In Canada, the manufacturers have to apply for the Natural Health Product numbers (NPN numbers) and stay in compliant with Health Canada regulations. They must follow Good Manufacturing Practices on their manufacturing sites and provide evidences of safety and effectiveness to support their health claims. However, not all products will have solid evidences following gold standards such as large randomized controlled trials (as do drugs) to demonstrate safety and effectiveness of these products.
The problem with purchasing supplements from the wrong places:
Remember, also, that the safety and effectiveness of supplements depend on more than just the amounts of active ingredients. For example, the more active forms of many B vitamins are much more expensive than the less active forms. Several well-known brands of vitamins are in a format that is very difficult to break down and absorbed in the digestive tract. Even worse yet, some of these products (including ones for prenatal and children) contain harmful ingredients like titanium dioxide, FD&C colors and sodium lauryl sulfate (AKA liquid soap).
Unfortunately, the supplements that can afford a high portion of their profit margins to be in the pharmacy or the national supermarkets tend to use the less expensive and less effective forms of vitamins. They add inedible chemicals to the products and also pay no attention to using responsible ingredients that will ensure no allergic reactions.
What to buy instead:
I usually recommend professional brands of supplements. A supplement company is considered professional brand if they require a professional training or licensing to purchase and sell. This means that end users can only access these products through their practitioners. These companies do not use national TV or other common means of advertising to the end consumers, which means that they can keep their pricing reasonable while providing high quality products. Because these practitioners have the skills and knowledge to evaluate the quality of the supplements as well as observe for clinical effectiveness, the supplement companies have to maintain rigorous production and quality standards to stay in business.
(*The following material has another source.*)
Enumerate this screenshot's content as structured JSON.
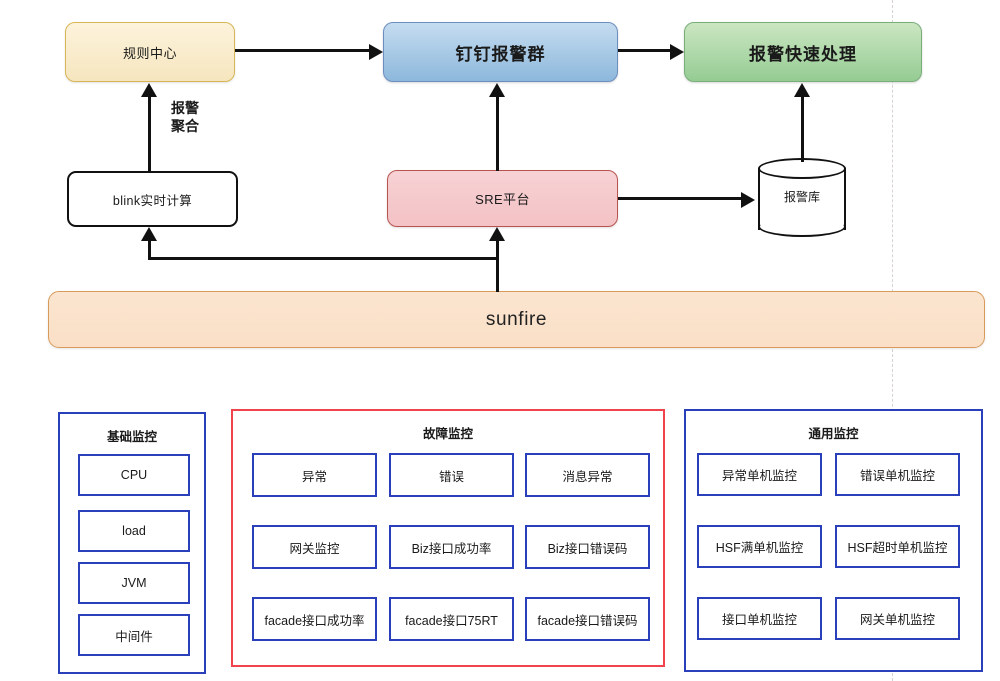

As a holistic practitioner, I remain unbiased in terms of supplement brands so I can focus on what give my clients the best outcomes. That means I am not committed to one brand and will even recommend a few different options that have the same effects. The professional brands that I have personally used and recommended to my clients include Thorne Research, NFH, Douglas Laboratories, Progressive, Genuine Health, Designs for Health, AOR, Metagenics, Physician’s Exclusive, Gaia Herbs, Biomatrix and Restorative Formulations. This is by no means an exhaustive list.
The problem with buying discounted stuff off the internet.
Even if you are aware of the distinctions between professional brands and other kinds of brands, you want to purchase them from reliable and reputable dispensaries like Emerson Ecologics, BMS Resources or a good health food store. Some professional brand companies will allow you to purchase directly from them if your healthcare professional has an account with them.
When I opened my accounts with many of these companies, I was required to sign an agreement that I would not re-sell these products on third party websites like Amazon or eBay. Therefore, unless the companies themselves list on these products, the odds of these products being legitimate on Amazon can be quite low.
Keep in mind that on these websites anyone can list anything for sale and make them cheaper than any other listings on there. That means that people can make counterfeit products and re-sell expired but relabeled products on there as legitimate.
Leave a Reply